The answer should contain each record below, repeated exactly.

Dataset rows for apps and sites:
Content starts

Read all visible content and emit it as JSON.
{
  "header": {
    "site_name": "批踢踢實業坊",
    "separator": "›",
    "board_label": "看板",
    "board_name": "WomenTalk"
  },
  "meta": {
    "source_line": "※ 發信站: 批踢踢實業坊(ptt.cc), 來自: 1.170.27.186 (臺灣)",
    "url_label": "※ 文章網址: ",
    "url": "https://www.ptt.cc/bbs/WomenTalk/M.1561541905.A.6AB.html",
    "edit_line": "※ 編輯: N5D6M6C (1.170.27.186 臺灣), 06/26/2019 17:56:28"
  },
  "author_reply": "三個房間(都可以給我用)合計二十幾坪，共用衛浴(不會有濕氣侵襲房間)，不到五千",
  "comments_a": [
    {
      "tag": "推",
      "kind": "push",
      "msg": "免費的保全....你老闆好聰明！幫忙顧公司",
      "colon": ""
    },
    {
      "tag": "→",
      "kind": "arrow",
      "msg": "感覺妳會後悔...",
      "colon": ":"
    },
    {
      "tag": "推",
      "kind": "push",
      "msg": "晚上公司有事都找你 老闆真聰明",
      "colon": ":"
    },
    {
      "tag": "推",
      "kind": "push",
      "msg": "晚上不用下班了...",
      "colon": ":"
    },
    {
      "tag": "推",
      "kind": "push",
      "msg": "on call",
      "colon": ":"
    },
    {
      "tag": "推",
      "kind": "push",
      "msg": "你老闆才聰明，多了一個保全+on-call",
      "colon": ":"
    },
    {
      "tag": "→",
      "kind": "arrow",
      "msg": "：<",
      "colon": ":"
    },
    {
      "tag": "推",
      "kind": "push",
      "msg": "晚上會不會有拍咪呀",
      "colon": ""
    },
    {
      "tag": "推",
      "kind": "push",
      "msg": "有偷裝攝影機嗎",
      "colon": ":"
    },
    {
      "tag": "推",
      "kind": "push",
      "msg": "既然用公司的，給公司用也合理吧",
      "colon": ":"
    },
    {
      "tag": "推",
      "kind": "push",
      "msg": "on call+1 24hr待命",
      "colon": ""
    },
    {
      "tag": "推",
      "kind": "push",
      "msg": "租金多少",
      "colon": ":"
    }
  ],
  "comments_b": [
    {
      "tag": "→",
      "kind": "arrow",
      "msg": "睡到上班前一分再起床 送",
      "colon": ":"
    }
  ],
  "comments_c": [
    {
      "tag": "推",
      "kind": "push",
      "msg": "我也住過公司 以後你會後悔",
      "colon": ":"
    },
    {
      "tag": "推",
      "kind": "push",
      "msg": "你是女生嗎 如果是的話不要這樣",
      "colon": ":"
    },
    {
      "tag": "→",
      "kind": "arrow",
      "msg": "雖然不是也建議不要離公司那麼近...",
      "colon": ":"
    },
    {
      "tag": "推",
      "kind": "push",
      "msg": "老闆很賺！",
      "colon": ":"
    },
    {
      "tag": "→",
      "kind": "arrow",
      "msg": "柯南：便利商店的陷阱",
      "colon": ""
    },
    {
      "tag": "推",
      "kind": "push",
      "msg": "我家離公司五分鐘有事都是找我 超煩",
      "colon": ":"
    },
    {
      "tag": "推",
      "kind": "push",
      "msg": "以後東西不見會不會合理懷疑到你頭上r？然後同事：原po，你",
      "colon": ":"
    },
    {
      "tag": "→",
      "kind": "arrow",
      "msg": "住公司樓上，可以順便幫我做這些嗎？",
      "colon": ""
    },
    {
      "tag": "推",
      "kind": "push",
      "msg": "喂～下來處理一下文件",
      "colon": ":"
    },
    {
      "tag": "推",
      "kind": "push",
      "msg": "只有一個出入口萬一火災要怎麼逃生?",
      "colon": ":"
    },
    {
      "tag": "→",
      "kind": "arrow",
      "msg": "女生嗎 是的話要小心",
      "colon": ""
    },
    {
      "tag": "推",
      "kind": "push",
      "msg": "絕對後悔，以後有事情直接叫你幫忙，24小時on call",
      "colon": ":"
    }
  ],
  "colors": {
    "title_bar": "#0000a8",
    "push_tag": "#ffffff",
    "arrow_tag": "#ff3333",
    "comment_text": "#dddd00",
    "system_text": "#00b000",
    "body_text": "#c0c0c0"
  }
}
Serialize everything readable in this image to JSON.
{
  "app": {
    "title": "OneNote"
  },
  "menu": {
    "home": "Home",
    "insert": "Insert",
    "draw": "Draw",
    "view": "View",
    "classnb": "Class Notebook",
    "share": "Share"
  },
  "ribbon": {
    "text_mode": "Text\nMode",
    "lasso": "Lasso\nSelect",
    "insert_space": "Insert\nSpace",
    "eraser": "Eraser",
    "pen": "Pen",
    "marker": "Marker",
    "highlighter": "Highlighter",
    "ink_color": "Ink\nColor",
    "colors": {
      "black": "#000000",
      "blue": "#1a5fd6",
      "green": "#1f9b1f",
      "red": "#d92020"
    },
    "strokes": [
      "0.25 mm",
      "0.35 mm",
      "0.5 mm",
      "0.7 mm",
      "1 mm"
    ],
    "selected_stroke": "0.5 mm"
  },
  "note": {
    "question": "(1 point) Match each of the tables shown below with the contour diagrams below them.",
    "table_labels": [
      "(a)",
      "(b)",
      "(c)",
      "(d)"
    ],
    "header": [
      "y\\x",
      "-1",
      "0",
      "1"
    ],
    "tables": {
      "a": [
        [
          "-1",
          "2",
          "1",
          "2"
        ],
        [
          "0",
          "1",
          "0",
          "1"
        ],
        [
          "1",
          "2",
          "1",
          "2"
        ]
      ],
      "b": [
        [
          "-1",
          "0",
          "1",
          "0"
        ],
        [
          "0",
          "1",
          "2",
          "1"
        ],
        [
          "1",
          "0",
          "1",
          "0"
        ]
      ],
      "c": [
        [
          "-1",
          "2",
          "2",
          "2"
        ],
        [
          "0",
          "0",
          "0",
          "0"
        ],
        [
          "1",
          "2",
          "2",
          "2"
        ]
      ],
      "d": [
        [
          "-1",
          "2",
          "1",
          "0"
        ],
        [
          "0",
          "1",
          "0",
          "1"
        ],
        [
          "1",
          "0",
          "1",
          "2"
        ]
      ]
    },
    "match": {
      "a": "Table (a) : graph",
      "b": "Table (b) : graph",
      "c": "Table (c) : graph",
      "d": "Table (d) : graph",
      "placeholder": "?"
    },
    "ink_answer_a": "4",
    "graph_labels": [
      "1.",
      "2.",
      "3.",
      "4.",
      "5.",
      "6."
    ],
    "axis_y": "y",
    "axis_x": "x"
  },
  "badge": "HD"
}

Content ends

## WRITTEN ANSWER
Read all visible content and emit it as JSON.
{
  "header": {
    "site_name": "批踢踢實業坊",
    "separator": "›",
    "board_label": "看板",
    "board_name": "WomenTalk"
  },
  "meta": {
    "source_line": "※ 發信站: 批踢踢實業坊(ptt.cc), 來自: 1.170.27.186 (臺灣)",
    "url_label": "※ 文章網址: ",
    "url": "https://www.ptt.cc/bbs/WomenTalk/M.1561541905.A.6AB.html",
    "edit_line": "※ 編輯: N5D6M6C (1.170.27.186 臺灣), 06/26/2019 17:56:28"
  },
  "author_reply": "三個房間(都可以給我用)合計二十幾坪，共用衛浴(不會有濕氣侵襲房間)，不到五千",
  "comments_a": [
    {
      "tag": "推",
      "kind": "push",
      "msg": "免費的保全....你老闆好聰明！幫忙顧公司",
      "colon": ""
    },
    {
      "tag": "→",
      "kind": "arrow",
      "msg": "感覺妳會後悔...",
      "colon": ":"
    },
    {
      "tag": "推",
      "kind": "push",
      "msg": "晚上公司有事都找你 老闆真聰明",
      "colon": ":"
    },
    {
      "tag": "推",
      "kind": "push",
      "msg": "晚上不用下班了...",
      "colon": ":"
    },
    {
      "tag": "推",
      "kind": "push",
      "msg": "on call",
      "colon": ":"
    },
    {
      "tag": "推",
      "kind": "push",
      "msg": "你老闆才聰明，多了一個保全+on-call",
      "colon": ":"
    },
    {
      "tag": "→",
      "kind": "arrow",
      "msg": "：<",
      "colon": ":"
    },
    {
      "tag": "推",
      "kind": "push",
      "msg": "晚上會不會有拍咪呀",
      "colon": ""
    },
    {
      "tag": "推",
      "kind": "push",
      "msg": "有偷裝攝影機嗎",
      "colon": ":"
    },
    {
      "tag": "推",
      "kind": "push",
      "msg": "既然用公司的，給公司用也合理吧",
      "colon": ":"
    },
    {
      "tag": "推",
      "kind": "push",
      "msg": "on call+1 24hr待命",
      "colon": ""
    },
    {
      "tag": "推",
      "kind": "push",
      "msg": "租金多少",
      "colon": ":"
    }
  ],
  "comments_b": [
    {
      "tag": "→",
      "kind": "arrow",
      "msg": "睡到上班前一分再起床 送",
      "colon": ":"
    }
  ],
  "comments_c": [
    {
      "tag": "推",
      "kind": "push",
      "msg": "我也住過公司 以後你會後悔",
      "colon": ":"
    },
    {
      "tag": "推",
      "kind": "push",
      "msg": "你是女生嗎 如果是的話不要這樣",
      "colon": ":"
    },
    {
      "tag": "→",
      "kind": "arrow",
      "msg": "雖然不是也建議不要離公司那麼近...",
      "colon": ":"
    },
    {
      "tag": "推",
      "kind": "push",
      "msg": "老闆很賺！",
      "colon": ":"
    },
    {
      "tag": "→",
      "kind": "arrow",
      "msg": "柯南：便利商店的陷阱",
      "colon": ""
    },
    {
      "tag": "推",
      "kind": "push",
      "msg": "我家離公司五分鐘有事都是找我 超煩",
      "colon": ":"
    },
    {
      "tag": "推",
      "kind": "push",
      "msg": "以後東西不見會不會合理懷疑到你頭上r？然後同事：原po，你",
      "colon": ":"
    },
    {
      "tag": "→",
      "kind": "arrow",
      "msg": "住公司樓上，可以順便幫我做這些嗎？",
      "colon": ""
    },
    {
      "tag": "推",
      "kind": "push",
      "msg": "喂～下來處理一下文件",
      "colon": ":"
    },
    {
      "tag": "推",
      "kind": "push",
      "msg": "只有一個出入口萬一火災要怎麼逃生?",
      "colon": ":"
    },
    {
      "tag": "→",
      "kind": "arrow",
      "msg": "女生嗎 是的話要小心",
      "colon": ""
    },
    {
      "tag": "推",
      "kind": "push",
      "msg": "絕對後悔，以後有事情直接叫你幫忙，24小時on call",
      "colon": ":"
    }
  ],
  "colors": {
    "title_bar": "#0000a8",
    "push_tag": "#ffffff",
    "arrow_tag": "#ff3333",
    "comment_text": "#dddd00",
    "system_text": "#00b000",
    "body_text": "#c0c0c0"
  }
}
Serialize everything readable in this image to JSON.
{
  "app": {
    "title": "OneNote"
  },
  "menu": {
    "home": "Home",
    "insert": "Insert",
    "draw": "Draw",
    "view": "View",
    "classnb": "Class Notebook",
    "share": "Share"
  },
  "ribbon": {
    "text_mode": "Text\nMode",
    "lasso": "Lasso\nSelect",
    "insert_space": "Insert\nSpace",
    "eraser": "Eraser",
    "pen": "Pen",
    "marker": "Marker",
    "highlighter": "Highlighter",
    "ink_color": "Ink\nColor",
    "colors": {
      "black": "#000000",
      "blue": "#1a5fd6",
      "green": "#1f9b1f",
      "red": "#d92020"
    },
    "strokes": [
      "0.25 mm",
      "0.35 mm",
      "0.5 mm",
      "0.7 mm",
      "1 mm"
    ],
    "selected_stroke": "0.5 mm"
  },
  "note": {
    "question": "(1 point) Match each of the tables shown below with the contour diagrams below them.",
    "table_labels": [
      "(a)",
      "(b)",
      "(c)",
      "(d)"
    ],
    "header": [
      "y\\x",
      "-1",
      "0",
      "1"
    ],
    "tables": {
      "a": [
        [
          "-1",
          "2",
          "1",
          "2"
        ],
        [
          "0",
          "1",
          "0",
          "1"
        ],
        [
          "1",
          "2",
          "1",
          "2"
        ]
      ],
      "b": [
        [
          "-1",
          "0",
          "1",
          "0"
        ],
        [
          "0",
          "1",
          "2",
          "1"
        ],
        [
          "1",
          "0",
          "1",
          "0"
        ]
      ],
      "c": [
        [
          "-1",
          "2",
          "2",
          "2"
        ],
        [
          "0",
          "0",
          "0",
          "0"
        ],
        [
          "1",
          "2",
          "2",
          "2"
        ]
      ],
      "d": [
        [
          "-1",
          "2",
          "1",
          "0"
        ],
        [
          "0",
          "1",
          "0",
          "1"
        ],
        [
          "1",
          "0",
          "1",
          "2"
        ]
      ]
    },
    "match": {
      "a": "Table (a) : graph",
      "b": "Table (b) : graph",
      "c": "Table (c) : graph",
      "d": "Table (d) : graph",
      "placeholder": "?"
    },
    "ink_answer_a": "4",
    "graph_labels": [
      "1.",
      "2.",
      "3.",
      "4.",
      "5.",
      "6."
    ],
    "axis_y": "y",
    "axis_x": "x"
  },
  "badge": "HD"
}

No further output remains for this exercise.